# Exercise prompt:
Make a tally of the lines in the records that include the string "icon", and give only that number.

━━━━━ Data for this task

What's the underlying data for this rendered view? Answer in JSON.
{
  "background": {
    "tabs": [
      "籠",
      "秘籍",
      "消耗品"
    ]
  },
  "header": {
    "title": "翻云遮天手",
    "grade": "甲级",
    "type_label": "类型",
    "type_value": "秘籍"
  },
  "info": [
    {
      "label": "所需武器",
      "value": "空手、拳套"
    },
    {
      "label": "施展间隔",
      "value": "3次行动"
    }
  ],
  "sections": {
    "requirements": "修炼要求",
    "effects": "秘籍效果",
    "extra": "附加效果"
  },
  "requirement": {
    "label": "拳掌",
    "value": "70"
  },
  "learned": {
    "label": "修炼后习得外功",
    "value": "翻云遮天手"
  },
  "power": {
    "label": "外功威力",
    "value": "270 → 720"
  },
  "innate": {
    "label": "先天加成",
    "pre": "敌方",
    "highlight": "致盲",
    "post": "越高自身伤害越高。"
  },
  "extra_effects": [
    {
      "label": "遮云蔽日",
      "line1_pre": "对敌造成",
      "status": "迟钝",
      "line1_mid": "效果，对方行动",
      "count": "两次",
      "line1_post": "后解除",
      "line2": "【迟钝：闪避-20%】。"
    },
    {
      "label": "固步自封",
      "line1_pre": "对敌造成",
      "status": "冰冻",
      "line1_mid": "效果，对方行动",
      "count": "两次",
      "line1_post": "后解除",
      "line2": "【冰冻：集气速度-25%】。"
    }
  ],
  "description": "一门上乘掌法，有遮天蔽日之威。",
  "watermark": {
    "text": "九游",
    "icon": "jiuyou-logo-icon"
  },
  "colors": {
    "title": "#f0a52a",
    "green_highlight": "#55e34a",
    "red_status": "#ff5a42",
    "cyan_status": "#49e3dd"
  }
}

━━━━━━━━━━
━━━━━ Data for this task

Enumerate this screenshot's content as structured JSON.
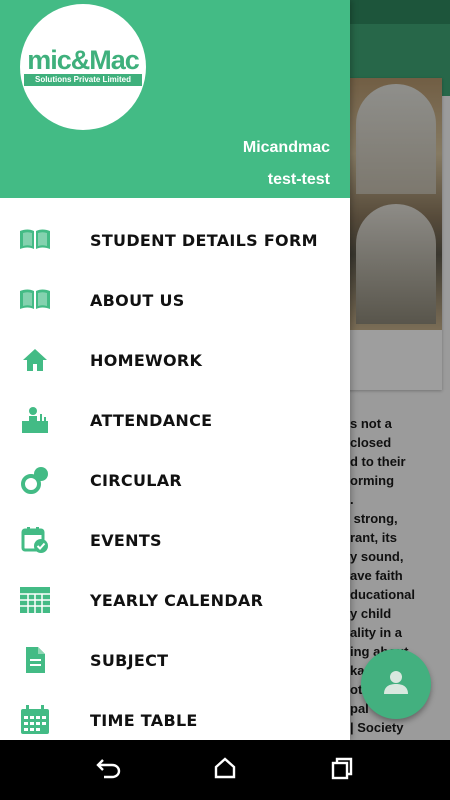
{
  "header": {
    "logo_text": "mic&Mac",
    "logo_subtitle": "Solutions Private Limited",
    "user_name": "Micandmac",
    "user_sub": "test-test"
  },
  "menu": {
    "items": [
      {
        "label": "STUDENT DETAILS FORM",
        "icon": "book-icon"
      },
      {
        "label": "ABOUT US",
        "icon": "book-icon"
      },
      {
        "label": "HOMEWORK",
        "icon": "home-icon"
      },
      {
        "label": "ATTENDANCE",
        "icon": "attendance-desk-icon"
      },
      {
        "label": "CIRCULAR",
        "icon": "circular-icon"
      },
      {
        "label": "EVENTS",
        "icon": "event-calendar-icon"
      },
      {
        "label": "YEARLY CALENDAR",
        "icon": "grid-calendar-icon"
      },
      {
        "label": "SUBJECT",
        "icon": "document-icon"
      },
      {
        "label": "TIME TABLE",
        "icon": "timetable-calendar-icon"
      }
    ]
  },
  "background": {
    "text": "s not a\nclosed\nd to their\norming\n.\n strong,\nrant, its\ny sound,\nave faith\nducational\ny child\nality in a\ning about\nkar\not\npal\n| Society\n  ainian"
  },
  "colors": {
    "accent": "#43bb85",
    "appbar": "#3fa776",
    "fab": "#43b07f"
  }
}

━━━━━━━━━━

# Your solution:
10